What is the difference between an ethical person and a moral person?
By DW Davis
Pikeville, North Carolina
September 7, 2015 12:56pm CST
I was in a Bible study at church a couple years ago and the Deacon asked the group if they knew the answer to this question. He then gave me a pointed look as he and I had actually discussed this very topic a few days earlier when I'd stopped by his office on another matter. I correctly took that look to mean that I was not to answer. Many of the men, it was a men's Bible study, thought there was no difference between the two. I was reminded of this particular question when I saw @Berniezeitler 's discussions about situation ethics. So, what do you think the difference between an ethical person and moral person is?
9 people like this
• United States
7 Sep 15
@DWDavis I look at it in this way: A Person Does not have to have Morals to have ethics, but a Moral person will always have ethics. Morals are tied to strong beliefs in right and wrong and as such their ethics seldom change as a result of the situation they are in. Ethics are set by others and depend on social norms.
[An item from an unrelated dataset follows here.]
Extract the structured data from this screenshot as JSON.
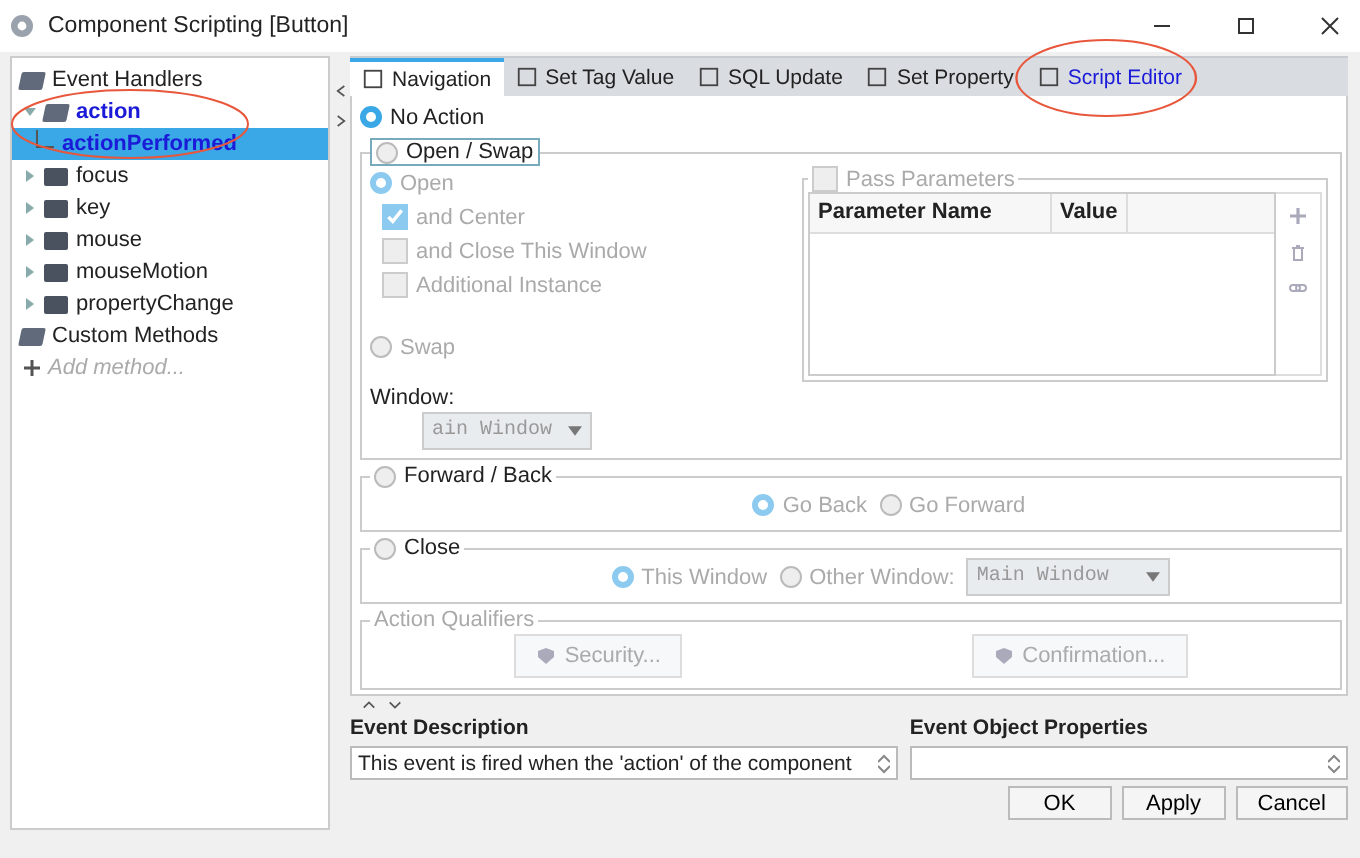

A good example is how the court system works, especially the Supreme Court. At one time the ethical stance was that a situation was wrong. The court hears a case before it on the situation and can make something that is believed morally wrong as ethically right.
• Saco, Maine
8 Sep 15
I've long thought that ethics are geared to particular practices and situations, such as medical ethics, which dictate that certain rules be followed by doctors and other practitioners. Our morals govern how we live our entire lives, not just portions of it. I think both concepts overlap in many instances, but I tend to see morals on a more spiritual plane and ethics on a humanistic one. There again, the two go hand-in-hand, in my opinion.
• United States
27 Sep 15
Morals are core values that could be from a religious upbringing and ethics are more about what happens when we are in dealings with other people be it in the neighborhood, the office, or in other public situations where there is more being exchanged than words.
• Pikeville, North Carolina
3 Oct 15
Most morals are based on religious teachings and most religious teachings are based on the rules humans came up with that allowed them to live relatively peacefully with each other as they began to settle in communities thousands of years ago.
• Preston, England
21 Sep 15
morals and ethics are usually used as interchangeable terms. You may be moral without thinking or knowing why; you know instinctively that crime such as theft is wrong or don't steal because the law or religion says so - ethics is a more systematic code and a thought out process of decision making on a course of action. You might face a dilemma that means having to think about a course of action, in which case the decision becomes ethical rather than just moral.